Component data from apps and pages
=== Begin Enclosure ===

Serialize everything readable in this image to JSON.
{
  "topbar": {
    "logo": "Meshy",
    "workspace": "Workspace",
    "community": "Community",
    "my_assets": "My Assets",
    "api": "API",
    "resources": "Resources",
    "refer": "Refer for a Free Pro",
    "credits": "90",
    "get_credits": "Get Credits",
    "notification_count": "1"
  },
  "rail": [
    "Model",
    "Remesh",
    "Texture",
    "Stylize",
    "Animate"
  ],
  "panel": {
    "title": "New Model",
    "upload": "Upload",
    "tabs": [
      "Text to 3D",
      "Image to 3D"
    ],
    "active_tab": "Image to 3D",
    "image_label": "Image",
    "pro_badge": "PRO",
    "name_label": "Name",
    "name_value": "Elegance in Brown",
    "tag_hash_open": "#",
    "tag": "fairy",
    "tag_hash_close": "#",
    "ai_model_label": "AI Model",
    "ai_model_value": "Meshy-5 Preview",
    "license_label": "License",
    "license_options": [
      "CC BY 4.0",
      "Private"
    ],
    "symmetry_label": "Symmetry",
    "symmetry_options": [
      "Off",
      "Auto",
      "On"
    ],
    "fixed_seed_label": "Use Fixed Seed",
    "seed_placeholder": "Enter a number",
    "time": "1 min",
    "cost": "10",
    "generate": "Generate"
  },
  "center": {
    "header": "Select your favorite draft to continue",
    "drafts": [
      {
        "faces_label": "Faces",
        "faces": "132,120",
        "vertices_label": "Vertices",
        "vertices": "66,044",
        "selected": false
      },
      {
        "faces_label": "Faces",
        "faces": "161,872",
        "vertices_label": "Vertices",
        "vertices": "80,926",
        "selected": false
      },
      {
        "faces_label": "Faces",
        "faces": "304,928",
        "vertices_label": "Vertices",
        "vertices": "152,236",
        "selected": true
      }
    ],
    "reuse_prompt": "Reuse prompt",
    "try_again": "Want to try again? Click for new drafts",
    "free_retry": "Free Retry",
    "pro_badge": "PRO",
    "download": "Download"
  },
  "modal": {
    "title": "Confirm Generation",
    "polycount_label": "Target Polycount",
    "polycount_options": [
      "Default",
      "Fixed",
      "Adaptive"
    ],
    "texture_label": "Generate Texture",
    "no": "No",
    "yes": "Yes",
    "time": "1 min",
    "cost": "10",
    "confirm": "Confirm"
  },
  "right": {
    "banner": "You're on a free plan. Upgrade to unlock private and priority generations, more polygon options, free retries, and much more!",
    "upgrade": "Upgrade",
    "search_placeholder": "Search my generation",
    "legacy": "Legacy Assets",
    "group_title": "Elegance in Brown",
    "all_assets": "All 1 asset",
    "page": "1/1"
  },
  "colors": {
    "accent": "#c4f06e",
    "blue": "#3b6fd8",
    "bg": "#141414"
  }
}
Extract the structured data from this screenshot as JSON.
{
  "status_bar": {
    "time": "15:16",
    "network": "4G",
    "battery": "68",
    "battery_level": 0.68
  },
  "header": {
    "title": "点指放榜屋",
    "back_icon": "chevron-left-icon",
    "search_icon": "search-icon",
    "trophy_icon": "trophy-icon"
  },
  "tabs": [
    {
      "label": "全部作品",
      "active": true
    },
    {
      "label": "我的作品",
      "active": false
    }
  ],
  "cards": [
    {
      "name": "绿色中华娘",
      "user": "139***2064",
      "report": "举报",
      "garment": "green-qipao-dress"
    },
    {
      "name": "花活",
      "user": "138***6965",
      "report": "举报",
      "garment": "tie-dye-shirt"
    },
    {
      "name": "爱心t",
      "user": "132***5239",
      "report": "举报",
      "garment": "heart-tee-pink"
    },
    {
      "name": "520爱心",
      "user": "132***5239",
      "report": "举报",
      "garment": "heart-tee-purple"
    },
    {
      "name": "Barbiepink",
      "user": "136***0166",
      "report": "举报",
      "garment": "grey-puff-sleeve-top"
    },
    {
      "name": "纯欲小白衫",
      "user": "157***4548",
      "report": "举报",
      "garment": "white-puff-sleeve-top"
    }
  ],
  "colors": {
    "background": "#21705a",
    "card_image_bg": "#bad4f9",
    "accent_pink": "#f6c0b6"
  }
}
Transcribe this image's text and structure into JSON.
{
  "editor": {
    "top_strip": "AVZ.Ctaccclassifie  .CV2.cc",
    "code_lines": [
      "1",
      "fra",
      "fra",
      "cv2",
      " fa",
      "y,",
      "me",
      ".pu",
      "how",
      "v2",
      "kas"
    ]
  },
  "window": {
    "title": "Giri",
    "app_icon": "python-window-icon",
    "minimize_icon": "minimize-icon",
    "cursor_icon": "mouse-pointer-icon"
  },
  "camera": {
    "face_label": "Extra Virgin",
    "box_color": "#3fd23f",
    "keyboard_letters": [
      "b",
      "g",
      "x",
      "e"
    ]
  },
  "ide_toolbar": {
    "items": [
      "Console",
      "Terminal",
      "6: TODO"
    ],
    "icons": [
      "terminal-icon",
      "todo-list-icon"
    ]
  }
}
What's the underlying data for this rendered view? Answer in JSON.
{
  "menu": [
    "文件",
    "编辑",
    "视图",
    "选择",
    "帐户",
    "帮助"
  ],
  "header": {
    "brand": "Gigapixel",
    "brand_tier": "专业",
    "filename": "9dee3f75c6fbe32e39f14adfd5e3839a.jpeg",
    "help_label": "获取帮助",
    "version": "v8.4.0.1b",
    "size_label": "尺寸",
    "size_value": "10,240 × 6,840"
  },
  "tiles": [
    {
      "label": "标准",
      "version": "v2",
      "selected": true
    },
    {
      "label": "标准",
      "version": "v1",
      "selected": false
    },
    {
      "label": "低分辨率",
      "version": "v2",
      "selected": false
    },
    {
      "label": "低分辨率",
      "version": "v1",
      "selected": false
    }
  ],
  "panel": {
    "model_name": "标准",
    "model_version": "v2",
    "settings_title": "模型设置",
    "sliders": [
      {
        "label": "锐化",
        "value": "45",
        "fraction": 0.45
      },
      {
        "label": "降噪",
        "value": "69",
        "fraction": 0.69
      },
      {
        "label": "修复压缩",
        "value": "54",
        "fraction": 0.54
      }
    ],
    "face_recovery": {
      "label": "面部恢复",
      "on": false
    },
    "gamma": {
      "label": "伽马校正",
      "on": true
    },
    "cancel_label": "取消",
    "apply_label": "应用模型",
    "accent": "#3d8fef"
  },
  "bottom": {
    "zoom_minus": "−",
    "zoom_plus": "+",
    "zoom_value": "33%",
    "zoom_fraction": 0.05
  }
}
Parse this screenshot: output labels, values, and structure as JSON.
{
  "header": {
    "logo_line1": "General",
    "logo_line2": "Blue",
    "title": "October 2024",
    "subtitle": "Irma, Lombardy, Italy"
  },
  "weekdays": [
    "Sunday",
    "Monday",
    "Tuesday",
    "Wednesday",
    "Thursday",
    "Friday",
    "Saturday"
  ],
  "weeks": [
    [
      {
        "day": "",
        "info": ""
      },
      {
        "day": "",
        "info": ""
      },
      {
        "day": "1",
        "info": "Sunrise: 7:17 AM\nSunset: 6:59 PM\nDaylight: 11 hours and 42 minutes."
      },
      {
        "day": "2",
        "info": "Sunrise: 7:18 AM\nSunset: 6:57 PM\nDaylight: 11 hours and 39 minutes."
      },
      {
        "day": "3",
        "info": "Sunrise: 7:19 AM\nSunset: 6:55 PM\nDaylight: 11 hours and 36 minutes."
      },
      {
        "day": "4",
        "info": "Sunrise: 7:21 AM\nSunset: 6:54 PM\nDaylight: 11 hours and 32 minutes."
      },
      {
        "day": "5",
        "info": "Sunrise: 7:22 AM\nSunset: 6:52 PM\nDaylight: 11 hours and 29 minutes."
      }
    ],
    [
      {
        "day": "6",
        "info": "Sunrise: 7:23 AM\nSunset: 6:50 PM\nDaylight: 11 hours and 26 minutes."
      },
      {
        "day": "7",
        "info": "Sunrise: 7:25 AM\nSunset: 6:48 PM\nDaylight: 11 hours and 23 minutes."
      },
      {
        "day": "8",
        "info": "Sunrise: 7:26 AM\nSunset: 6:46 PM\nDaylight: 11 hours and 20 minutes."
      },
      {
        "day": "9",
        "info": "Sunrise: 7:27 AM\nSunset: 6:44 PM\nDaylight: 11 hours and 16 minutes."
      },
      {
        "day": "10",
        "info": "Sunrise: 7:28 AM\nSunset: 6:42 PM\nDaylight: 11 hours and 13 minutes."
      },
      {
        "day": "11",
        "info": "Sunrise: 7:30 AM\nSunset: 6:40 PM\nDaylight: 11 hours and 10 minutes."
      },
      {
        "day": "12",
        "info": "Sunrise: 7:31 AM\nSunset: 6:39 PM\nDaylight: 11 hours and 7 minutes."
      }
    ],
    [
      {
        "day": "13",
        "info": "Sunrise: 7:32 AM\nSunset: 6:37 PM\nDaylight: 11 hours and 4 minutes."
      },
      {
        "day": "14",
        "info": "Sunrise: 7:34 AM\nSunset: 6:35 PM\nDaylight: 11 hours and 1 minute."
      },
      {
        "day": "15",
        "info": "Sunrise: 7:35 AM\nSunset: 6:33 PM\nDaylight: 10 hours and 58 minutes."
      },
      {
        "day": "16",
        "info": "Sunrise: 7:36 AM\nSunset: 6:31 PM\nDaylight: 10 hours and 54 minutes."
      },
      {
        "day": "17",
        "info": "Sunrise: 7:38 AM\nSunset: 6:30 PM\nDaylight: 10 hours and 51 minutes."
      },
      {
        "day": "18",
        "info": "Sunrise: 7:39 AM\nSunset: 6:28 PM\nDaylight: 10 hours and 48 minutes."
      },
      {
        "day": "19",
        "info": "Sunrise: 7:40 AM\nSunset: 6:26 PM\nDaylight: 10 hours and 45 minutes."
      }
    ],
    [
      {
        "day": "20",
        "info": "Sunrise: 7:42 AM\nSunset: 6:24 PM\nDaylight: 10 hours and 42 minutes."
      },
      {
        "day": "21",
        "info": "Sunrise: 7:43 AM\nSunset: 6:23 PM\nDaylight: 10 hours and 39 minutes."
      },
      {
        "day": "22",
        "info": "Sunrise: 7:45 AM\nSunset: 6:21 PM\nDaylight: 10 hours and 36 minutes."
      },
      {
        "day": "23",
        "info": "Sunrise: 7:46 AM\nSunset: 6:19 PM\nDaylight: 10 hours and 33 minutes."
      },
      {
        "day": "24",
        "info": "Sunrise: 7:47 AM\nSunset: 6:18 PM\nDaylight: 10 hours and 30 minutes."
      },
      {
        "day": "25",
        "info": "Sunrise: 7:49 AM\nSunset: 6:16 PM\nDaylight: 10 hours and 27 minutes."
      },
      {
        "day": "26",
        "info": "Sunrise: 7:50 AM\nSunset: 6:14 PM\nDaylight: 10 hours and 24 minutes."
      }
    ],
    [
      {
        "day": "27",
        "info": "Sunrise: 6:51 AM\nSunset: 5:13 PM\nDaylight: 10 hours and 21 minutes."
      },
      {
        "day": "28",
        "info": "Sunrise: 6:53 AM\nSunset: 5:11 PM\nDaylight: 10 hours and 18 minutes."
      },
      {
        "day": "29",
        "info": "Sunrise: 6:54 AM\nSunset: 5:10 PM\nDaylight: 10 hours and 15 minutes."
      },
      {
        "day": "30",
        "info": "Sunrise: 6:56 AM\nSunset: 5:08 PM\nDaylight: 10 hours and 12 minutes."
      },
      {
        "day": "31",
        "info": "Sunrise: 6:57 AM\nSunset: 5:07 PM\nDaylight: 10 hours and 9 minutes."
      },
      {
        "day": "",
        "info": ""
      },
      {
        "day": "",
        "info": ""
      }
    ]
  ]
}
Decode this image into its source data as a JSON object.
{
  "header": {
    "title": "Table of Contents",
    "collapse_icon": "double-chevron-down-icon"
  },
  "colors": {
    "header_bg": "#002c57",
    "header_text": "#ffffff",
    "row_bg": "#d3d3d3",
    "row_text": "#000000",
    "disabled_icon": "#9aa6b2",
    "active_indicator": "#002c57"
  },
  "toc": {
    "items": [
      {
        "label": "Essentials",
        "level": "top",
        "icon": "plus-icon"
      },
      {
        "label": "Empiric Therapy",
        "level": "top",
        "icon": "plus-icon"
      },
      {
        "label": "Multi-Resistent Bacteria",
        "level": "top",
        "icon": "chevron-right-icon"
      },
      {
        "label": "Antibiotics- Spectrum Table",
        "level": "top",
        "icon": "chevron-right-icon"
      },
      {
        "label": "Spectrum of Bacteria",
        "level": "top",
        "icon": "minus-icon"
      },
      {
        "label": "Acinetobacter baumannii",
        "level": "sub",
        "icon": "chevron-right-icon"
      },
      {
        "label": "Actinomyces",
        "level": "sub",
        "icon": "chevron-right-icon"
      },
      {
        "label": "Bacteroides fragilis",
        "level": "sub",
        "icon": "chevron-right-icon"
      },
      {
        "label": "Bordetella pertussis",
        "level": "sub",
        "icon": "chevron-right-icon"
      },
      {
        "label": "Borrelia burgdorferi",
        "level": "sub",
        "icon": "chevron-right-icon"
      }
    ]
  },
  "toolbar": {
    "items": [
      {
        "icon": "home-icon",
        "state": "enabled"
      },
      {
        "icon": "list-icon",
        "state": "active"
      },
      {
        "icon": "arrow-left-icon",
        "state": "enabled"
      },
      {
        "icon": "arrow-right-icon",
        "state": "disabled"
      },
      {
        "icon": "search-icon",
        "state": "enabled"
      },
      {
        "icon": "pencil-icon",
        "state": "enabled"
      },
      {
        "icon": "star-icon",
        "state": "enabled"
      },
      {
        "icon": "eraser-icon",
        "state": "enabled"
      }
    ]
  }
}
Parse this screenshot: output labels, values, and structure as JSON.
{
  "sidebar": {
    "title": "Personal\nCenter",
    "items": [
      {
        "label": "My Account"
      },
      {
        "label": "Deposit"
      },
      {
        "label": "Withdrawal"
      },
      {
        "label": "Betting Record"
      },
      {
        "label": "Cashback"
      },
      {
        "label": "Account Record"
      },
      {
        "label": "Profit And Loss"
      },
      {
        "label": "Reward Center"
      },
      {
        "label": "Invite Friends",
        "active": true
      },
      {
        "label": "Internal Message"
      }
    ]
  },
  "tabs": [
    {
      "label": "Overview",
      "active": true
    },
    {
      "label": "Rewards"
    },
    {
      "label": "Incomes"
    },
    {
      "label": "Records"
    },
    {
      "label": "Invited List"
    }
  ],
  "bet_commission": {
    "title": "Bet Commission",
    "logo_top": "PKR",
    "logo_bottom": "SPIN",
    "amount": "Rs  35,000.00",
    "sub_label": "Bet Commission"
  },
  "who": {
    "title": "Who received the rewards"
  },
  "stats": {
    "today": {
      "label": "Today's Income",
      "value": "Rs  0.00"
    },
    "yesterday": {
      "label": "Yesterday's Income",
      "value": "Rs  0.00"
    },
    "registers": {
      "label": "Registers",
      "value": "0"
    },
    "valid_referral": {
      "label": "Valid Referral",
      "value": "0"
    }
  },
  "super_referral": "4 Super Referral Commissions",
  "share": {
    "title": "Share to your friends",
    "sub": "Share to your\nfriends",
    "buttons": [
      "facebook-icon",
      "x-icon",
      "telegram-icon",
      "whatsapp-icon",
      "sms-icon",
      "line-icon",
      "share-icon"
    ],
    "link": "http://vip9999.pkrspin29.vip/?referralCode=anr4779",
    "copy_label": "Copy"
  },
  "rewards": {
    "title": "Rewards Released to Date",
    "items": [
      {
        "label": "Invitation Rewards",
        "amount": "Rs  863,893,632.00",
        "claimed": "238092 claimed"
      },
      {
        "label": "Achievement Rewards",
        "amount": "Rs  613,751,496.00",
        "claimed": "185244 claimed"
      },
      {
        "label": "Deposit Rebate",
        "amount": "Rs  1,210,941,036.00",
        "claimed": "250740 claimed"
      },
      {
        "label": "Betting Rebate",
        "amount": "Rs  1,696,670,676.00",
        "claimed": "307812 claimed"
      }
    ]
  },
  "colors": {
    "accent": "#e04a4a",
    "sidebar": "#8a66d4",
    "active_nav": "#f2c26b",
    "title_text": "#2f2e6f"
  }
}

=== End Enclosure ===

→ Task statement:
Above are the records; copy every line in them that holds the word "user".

→ Result for this task:
      "user": "139***2064",
      "user": "138***6965",
      "user": "132***5239",
      "user": "132***5239",
      "user": "136***0166",
      "user": "157***4548",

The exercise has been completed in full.